Excerpted records
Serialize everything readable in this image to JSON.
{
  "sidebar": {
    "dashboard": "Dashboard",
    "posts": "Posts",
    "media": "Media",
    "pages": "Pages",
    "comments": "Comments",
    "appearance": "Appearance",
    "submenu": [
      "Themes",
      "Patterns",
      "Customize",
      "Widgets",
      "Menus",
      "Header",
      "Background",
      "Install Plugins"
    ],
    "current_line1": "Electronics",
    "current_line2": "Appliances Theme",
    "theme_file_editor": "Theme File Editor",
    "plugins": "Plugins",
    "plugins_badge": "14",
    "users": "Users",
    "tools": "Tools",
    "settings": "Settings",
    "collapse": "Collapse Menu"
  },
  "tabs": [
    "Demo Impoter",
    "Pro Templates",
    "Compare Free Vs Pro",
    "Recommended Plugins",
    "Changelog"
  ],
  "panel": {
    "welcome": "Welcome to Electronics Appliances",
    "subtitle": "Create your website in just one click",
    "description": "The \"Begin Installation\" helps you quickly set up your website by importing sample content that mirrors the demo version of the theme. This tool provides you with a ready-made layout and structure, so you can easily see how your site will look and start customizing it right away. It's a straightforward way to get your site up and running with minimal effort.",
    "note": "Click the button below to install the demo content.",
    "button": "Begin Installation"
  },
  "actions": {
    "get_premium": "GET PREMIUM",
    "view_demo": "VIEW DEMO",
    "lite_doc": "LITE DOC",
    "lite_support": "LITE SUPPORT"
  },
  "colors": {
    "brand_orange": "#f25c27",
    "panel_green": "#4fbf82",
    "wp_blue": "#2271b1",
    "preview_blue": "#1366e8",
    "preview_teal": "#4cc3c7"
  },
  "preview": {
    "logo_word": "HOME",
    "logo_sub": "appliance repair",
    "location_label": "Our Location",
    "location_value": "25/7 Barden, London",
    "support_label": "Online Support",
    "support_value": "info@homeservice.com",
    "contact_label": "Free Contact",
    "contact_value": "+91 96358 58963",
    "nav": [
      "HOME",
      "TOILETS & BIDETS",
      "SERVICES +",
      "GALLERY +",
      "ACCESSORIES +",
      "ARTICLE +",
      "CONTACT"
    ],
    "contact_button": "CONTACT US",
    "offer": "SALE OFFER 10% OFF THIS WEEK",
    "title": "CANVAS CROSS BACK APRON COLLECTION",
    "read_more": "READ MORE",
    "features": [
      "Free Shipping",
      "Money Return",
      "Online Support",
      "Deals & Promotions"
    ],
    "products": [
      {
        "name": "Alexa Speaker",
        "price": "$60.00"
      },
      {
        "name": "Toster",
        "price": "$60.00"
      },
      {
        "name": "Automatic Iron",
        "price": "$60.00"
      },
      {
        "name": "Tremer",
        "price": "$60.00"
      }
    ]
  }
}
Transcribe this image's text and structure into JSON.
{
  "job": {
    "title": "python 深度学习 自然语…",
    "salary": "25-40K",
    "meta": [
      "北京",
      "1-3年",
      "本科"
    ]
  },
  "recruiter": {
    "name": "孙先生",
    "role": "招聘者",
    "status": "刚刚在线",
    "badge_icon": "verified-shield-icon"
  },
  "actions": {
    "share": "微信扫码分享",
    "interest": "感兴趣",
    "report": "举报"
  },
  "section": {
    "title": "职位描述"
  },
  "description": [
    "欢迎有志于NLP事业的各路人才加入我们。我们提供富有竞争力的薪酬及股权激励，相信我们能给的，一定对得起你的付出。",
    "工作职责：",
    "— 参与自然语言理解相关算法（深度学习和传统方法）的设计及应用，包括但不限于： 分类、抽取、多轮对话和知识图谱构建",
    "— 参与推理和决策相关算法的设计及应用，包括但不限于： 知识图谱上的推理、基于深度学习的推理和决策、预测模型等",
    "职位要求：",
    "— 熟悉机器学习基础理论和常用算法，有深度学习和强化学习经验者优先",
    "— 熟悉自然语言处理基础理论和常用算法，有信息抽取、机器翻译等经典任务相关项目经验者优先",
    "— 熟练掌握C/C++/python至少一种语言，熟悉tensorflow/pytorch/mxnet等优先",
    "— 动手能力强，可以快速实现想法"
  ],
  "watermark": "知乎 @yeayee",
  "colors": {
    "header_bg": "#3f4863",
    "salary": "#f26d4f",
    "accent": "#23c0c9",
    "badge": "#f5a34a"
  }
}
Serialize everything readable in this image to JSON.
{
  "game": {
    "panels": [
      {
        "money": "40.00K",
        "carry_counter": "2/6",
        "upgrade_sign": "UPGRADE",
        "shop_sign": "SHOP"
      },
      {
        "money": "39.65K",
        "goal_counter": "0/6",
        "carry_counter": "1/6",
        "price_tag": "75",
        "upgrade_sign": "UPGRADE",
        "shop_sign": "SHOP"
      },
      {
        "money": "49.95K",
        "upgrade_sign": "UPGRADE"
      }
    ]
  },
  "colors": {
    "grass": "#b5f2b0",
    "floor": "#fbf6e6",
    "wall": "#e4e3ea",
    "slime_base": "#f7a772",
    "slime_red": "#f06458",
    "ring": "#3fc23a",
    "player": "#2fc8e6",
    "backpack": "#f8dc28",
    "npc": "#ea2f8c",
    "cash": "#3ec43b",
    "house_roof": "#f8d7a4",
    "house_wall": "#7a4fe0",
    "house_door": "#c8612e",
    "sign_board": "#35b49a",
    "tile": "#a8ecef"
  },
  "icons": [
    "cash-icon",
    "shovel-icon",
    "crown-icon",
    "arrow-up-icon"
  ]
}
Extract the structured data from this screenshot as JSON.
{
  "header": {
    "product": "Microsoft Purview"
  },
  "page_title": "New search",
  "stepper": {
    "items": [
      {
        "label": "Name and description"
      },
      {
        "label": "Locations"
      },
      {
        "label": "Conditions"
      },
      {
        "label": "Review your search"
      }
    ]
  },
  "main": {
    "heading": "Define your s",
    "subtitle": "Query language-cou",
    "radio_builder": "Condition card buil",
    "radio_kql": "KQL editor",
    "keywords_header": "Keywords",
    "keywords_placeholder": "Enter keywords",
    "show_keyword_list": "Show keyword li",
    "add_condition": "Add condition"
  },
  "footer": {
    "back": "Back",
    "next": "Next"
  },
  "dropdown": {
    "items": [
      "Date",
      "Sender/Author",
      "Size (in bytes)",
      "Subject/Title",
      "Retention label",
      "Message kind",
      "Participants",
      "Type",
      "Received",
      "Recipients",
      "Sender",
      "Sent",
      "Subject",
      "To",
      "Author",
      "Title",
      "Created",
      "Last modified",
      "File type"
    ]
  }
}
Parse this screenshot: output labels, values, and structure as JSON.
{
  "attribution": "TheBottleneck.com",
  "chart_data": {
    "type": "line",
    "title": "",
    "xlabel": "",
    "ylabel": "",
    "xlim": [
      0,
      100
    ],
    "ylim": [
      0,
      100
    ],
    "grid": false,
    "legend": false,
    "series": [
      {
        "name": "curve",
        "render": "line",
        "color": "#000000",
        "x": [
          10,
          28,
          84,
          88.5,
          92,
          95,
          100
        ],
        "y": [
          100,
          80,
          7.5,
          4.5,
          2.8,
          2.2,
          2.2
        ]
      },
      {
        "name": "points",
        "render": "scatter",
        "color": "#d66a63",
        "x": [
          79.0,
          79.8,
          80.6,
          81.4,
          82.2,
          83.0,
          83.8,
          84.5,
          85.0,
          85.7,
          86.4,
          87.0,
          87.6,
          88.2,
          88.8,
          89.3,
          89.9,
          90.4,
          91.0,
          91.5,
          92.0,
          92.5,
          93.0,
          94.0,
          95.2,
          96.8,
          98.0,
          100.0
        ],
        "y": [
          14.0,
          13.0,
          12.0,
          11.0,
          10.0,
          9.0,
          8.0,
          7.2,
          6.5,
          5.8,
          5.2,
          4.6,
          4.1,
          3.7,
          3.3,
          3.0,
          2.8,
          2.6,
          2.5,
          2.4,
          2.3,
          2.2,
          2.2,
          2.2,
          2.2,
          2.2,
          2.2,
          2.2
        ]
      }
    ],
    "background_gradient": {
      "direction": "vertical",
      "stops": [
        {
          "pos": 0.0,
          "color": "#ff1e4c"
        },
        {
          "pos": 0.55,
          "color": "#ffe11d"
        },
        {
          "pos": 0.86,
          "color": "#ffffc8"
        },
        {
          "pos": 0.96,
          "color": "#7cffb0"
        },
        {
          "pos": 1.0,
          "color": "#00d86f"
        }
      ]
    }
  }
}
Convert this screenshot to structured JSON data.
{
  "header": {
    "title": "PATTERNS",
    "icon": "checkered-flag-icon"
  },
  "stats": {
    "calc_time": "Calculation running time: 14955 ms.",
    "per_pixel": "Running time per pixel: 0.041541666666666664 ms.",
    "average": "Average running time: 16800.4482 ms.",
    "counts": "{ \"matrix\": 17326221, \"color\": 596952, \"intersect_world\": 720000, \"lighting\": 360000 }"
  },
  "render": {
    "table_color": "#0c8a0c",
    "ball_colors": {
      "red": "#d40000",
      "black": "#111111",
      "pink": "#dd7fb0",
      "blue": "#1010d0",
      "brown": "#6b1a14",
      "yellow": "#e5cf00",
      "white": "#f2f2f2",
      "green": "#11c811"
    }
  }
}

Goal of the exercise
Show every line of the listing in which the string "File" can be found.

Response box
    "theme_file_editor": "Theme File Editor",
      "File type"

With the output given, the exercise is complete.